Posts Tagged ‘easy’

posters for baby’s room

DIY black and white nursery posters on elsie marley

A year or so ago I was invited to join a facebook group filled with mothers, bloggers, sewers, bakers, and makers of all types. The idea behind the group was to have a place to talk about blog things, get support when we needed it, and have a sounding board for new ideas. The group is absolutely amazing, and the women in it doubly so.

DIY black and white nursery posters on elsie marley

Two of those women, Carla and Lacy, are pregnant and due any day now! We’ve come together to throw a kind of virtual baby shower. Some people make decorations, some people make the food, some make gifts, and then we send it all to the pregnant ladies. It’s like an awesome party via post. I signed up for decoration duty. Right away I knew I wanted to make large-scale posters. We peeked in their pinterest boards and discovered Lacy was digging a cloud theme, and Carla was more for the moon and stars.


summer journal: making hula hoops

homemade hula hoops

Making hula hoops is surprisingly simple and cheap to boot: some polyurethane pipe, a connector, and duct tape. Done.

homemade hula hoops

I scanned some random directions quickly when I was in the hardware store, but there are many good tutorials for making hula hoops out there. This video by Elizabeth Mitchel–who is awesome by the way–tells you how it’s done.

hula hooping


summer journal: grape sculptures

grape sculptures

toothpicks + grapes

grape sculptures

=sculptures and snacks

summer journal: scavenger hunt

Color coded egg carton scavenger hunt before:

egg carton scavenger hunt

Color coded egg carton scavenger hunt after:

color coded scavenger hunt


painterly skirt tutorial

For my contribution to Skirt Week 2012, I made this little tutorial for turning an old, rather boring skirt into something a bit more interesting. Sometimes you don’t need to make a new skirt, but you need to liberate one from the back of your closet. I had planned on doing a tutorial for a button placket, but then I saw this picture and could not stop thinking about it:

These pants are from a shop in New York that specializes in super awesome Japanese children’s clothes. The idea is so simple and so effortlessly cool that I had to steal it.

painterly skirt tutorial

painterly skirt


  • 1 unloved skirt
  • a bit of cardboard or freezer paper
  • paint of your choice, fabric or acrylic or even house paint*
  • stamps
  • very small paint brush

painterly skirt materials



1. The first thing I did was carve some starts out of an old eraser.

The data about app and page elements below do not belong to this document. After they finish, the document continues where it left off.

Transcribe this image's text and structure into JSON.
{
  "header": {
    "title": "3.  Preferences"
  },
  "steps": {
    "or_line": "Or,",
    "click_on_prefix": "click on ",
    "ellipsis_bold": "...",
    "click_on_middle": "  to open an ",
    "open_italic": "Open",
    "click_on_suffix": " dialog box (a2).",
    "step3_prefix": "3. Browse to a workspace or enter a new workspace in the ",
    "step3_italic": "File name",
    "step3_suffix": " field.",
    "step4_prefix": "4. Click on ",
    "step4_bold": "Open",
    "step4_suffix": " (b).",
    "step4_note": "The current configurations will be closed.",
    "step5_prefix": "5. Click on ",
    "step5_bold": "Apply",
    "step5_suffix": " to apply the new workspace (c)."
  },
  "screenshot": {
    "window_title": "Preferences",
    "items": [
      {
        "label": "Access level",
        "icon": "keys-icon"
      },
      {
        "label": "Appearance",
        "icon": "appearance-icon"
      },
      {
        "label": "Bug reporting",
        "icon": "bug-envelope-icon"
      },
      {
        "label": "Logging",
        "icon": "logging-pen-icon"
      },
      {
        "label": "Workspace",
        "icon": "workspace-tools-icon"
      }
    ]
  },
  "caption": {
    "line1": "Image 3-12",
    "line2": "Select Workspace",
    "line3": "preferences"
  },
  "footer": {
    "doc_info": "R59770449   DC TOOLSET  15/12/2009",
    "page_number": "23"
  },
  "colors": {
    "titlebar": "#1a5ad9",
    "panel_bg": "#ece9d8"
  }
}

If you’ve never done this before it may sound hard, but I assure you it is not. I carved two stamps from a big eraser and two from the tiny erasers on a pair of new pencils. It took me all of 10 minutes. There are many good tutorials for carving stamps from erasers out there (this one and this one for example). The stamp you make should be quite small, so stick to a simple shape–stars work well!

starting the stars

2. Put a piece of cardboard under where you will be stamping, or you can iron a bit of freezer paper to the back. You need something under your design, so the paint doesn’t bleed through to the other side.

3. Start stamping! You can be as fussy or as messy as you want. The look we are going for is paint wiped on the side of your skirt, so there aren’t too many rules you have to follow. It looks nice if the stamps are concentrated a bit in one area and then fade out towards the edges.

stars painted

3. After you have stamped to your heart’s content, take a very small paintbrush and go over some of the stamps with more paint. This will make some of the stars stand out better and give the design a little more dimension.

4. Let the paint dry and go over it with an iron to set it.  Waalaa! a new skirt! One that will be loved and worn again!

before after painterly skirt

*a note on paint: I don’t paint on my clothes very often, but when I do (like here and here) I like to use a product called fabric meduim. You mix the meduim with any acrylic paint and it makes it into a fabric paint. A good friend of mine turned me on to it. Another good friend told me to get out of the not-so-great craft acrylic paint aisle and go to the actually-an-artist acrylic paint aisle: the colors and the quality are better.

painterly skirt after